3. Test the drainage.
Make your hole 12” deep and fill it with water. How long does it take to drain?
Fill the hole with water again. How long does it take to drain the second time?
If it takes longer than 8 hours, you’ll want to learn about improving drainage and consider using containers or raised beds.
Bonus: Do a Soil Test!
Your local extension office may have free and low-cost options.
A soil test can measure pH and help you understand the “savings account” of nutrients available. Keep in mind that soil is a dynamic ecosystem, so a soil test doesn’t tell the whole story. For example, a standard test won’t tell you much about the soil life required to make those nutrients available to plants.
There are many ways to make your soil and plants drought-resistant, including compost and mulch. Nonetheless, you’ll probably need to water your garden at some point.
When you start seeds, they need a consistently moist soil for good germination. As they grow, most vegetables need a steady supply of water (~1” per week) for the best health and production.
How will you water your garden?
(Ex: Use a hose and wand, hook up a sprinkler, carry by hand, install drip irrigation, collect rainwater from a nearby roof, use an underground irrigation system, build berms to collect water, and so on.)
As you finalize where to put your garden, take a few minutes to consider how different elements move through your yard. Here are some examples and questions to consider:
Water Runoff. How does rain or snow melt flow across your land? Would a large storm wash your garden downhill? Or will standing water make your garden soggy?
Wind Directions.
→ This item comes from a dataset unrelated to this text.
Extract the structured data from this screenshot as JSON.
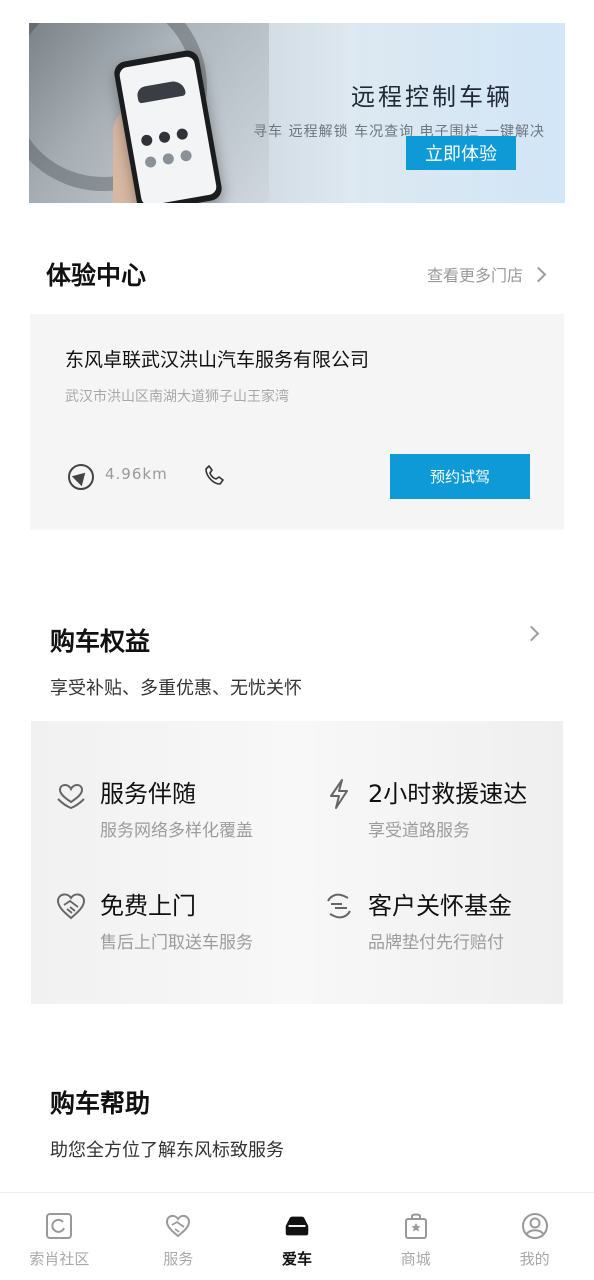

Which way does the wind typically blow each season? Will cold winter winds or cool summer breezes affect your garden? Will the wind blow weed seeds or other unsavories from a neglected field or neighbor’s yard?
Animal Paths. Does your growing area intersect paths frequented by you, your children, your pets, or neighborhood wildlife? If so, can you adjust the location? Or do you need to create barriers to keep them from trampling the garden?
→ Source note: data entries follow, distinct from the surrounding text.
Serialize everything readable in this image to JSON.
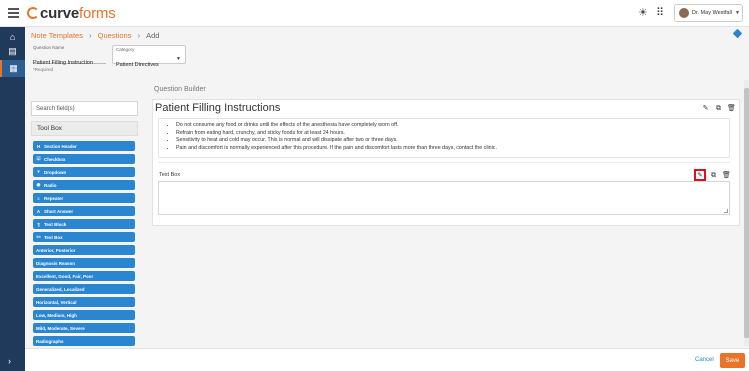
{
  "app": {
    "logo_part1": "curve",
    "logo_part2": "forms",
    "user_name": "Dr. May Westfall"
  },
  "breadcrumb": [
    {
      "label": "Note Templates"
    },
    {
      "label": "Questions"
    },
    {
      "label": "Add"
    }
  ],
  "form": {
    "question_name_label": "Question Name",
    "question_name_value": "Patient Filling Instruction",
    "category_label": "Category",
    "category_value": "Patient Directives",
    "required_note": "*Required"
  },
  "toolbox": {
    "search_placeholder": "Search field(s)",
    "title": "Tool Box",
    "items": [
      {
        "label": "Section Header",
        "icon": "section-header-icon",
        "glyph": "H"
      },
      {
        "label": "Checkbox",
        "icon": "checkbox-icon",
        "glyph": "☑"
      },
      {
        "label": "Dropdown",
        "icon": "dropdown-icon",
        "glyph": "▾"
      },
      {
        "label": "Radio",
        "icon": "radio-icon",
        "glyph": "◉"
      },
      {
        "label": "Repeater",
        "icon": "repeater-icon",
        "glyph": "≡"
      },
      {
        "label": "Short Answer",
        "icon": "short-answer-icon",
        "glyph": "A"
      },
      {
        "label": "Text Block",
        "icon": "text-block-icon",
        "glyph": "¶"
      },
      {
        "label": "Text Box",
        "icon": "text-box-icon",
        "glyph": "▭"
      },
      {
        "label": "Anterior, Posterior",
        "icon": "",
        "glyph": ""
      },
      {
        "label": "Diagnosis Reason",
        "icon": "",
        "glyph": ""
      },
      {
        "label": "Excellent, Good, Fair, Poor",
        "icon": "",
        "glyph": ""
      },
      {
        "label": "Generalized, Localized",
        "icon": "",
        "glyph": ""
      },
      {
        "label": "Horizontal, Vertical",
        "icon": "",
        "glyph": ""
      },
      {
        "label": "Low, Medium, High",
        "icon": "",
        "glyph": ""
      },
      {
        "label": "Mild, Moderate, Severe",
        "icon": "",
        "glyph": ""
      },
      {
        "label": "Radiographs",
        "icon": "",
        "glyph": ""
      }
    ]
  },
  "builder": {
    "section_label": "Question Builder",
    "card_title": "Patient Filling Instructions",
    "instructions": [
      "Do not consume any food or drinks until the effects of the anesthesia have completely worn off.",
      "Refrain from eating hard, crunchy, and sticky foods for at least 24 hours.",
      "Sensitivity to heat and cold may occur. This is normal and will dissipate after two or three days.",
      "Pain and discomfort is normally experienced after this procedure. If the pain and discomfort lasts more than three days, contact the clinic."
    ],
    "textbox_label": "Text Box"
  },
  "footer": {
    "cancel_label": "Cancel",
    "save_label": "Save"
  },
  "colors": {
    "accent": "#e8742a",
    "primary": "#2b86d1",
    "rail": "#1f3a5b",
    "highlight": "#e3101c"
  }
}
Equipment Access. Can you get a wheelbarrow or wagon in? Will you unload a truck of compost or mulch nearby? If you have a larger property, will a lawnmower, tiller, and/or tractor move through the space?
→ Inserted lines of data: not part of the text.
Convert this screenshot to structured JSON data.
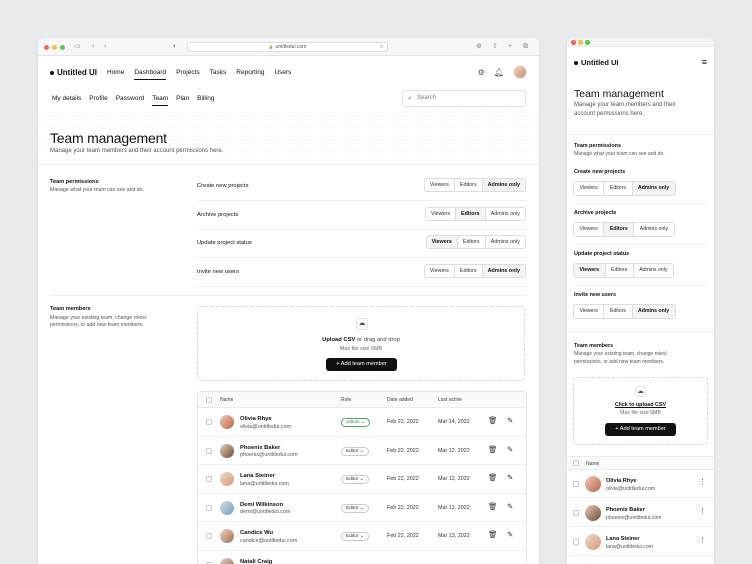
{
  "browser": {
    "url": "untitledui.com"
  },
  "brand": "Untitled UI",
  "nav": {
    "items": [
      "Home",
      "Dashboard",
      "Projects",
      "Tasks",
      "Reporting",
      "Users"
    ],
    "active": "Dashboard"
  },
  "tabs": {
    "items": [
      "My details",
      "Profile",
      "Password",
      "Team",
      "Plan",
      "Billing"
    ],
    "active": "Team"
  },
  "search": {
    "placeholder": "Search"
  },
  "page": {
    "title": "Team management",
    "subtitle": "Manage your team members and their account permissions here."
  },
  "permissions": {
    "title": "Team permissions",
    "description": "Manage what your team can see and do.",
    "options": [
      "Viewers",
      "Editors",
      "Admins only"
    ],
    "rows": [
      {
        "label": "Create new projects",
        "selected": "Admins only"
      },
      {
        "label": "Archive projects",
        "selected": "Editors"
      },
      {
        "label": "Update project status",
        "selected": "Viewers"
      },
      {
        "label": "Invite new users",
        "selected": "Admins only"
      }
    ]
  },
  "members": {
    "title": "Team members",
    "description": "Manage your existing team, change roles/ permissions, or add new team members.",
    "upload": {
      "strong": "Upload CSV",
      "rest": " or drag and drop",
      "size": "Max file size 6MB",
      "mobile_link": "Click to upload CSV",
      "button": "Add team member"
    },
    "columns": {
      "name": "Name",
      "role": "Role",
      "date_added": "Date added",
      "last_active": "Last active"
    },
    "rows": [
      {
        "name": "Olivia Rhye",
        "email": "olivia@untitledui.com",
        "role": "Admin",
        "date_added": "Feb 22, 2022",
        "last_active": "Mar 14, 2022"
      },
      {
        "name": "Phoenix Baker",
        "email": "phoenix@untitledui.com",
        "role": "Editor",
        "date_added": "Feb 22, 2022",
        "last_active": "Mar 12, 2022"
      },
      {
        "name": "Lana Steiner",
        "email": "lana@untitledui.com",
        "role": "Editor",
        "date_added": "Feb 22, 2022",
        "last_active": "Mar 12, 2022"
      },
      {
        "name": "Demi Wilkinson",
        "email": "demi@untitledui.com",
        "role": "Editor",
        "date_added": "Feb 22, 2022",
        "last_active": "Mar 12, 2022"
      },
      {
        "name": "Candice Wu",
        "email": "candice@untitledui.com",
        "role": "Editor",
        "date_added": "Feb 22, 2022",
        "last_active": "Mar 13, 2022"
      },
      {
        "name": "Natali Craig",
        "email": "",
        "role": "",
        "date_added": "",
        "last_active": ""
      }
    ]
  },
  "colors": {
    "admin_badge": "#2a7a44",
    "dark_button": "#111111"
  }
}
Depending on where you live, other “movement” factors to consider could include fire or landslide danger, frost pockets, or even flooding zones.
What movements do you need to consider for your location?
NOW, SELECT YOUR LOCATION
After working through these five exercises…
Where will you put your garden?
If you’re still not sure where to put your garden, don’t let “analysis paralysis” stop you! I encourage you to choose based on your best guess. You can improve your site over time, and if needed, you can try another location next time. The key is to get started!
GARDEN LOCATION CHECKLIST
- Convenient – close to house or a frequently used path
- Sunny – 8+ hours of sunlight
- Well-draining, fertile soil – compost and other amendments can help
Nice to Have
- Close to kids’ play area
- Close to water source
- Level ground
- Protected from wind, water runoff, and other movement factors
From Thinking to Acting
First, be sure to download the printable workbook for this process if you haven’t already.
(Or pull out a few blank sheets of paper and head outside to observe and test as you select the best spot for your garden.)
Then, in the comments below, I’d love to hear from you.
- Which of these factors might make the most difference in your choice of a successful garden location?
- Do you have suggestions for other new gardeners?
- Have you learned any lessons about garden location the hard way?
- Do you have any questions about picking your location?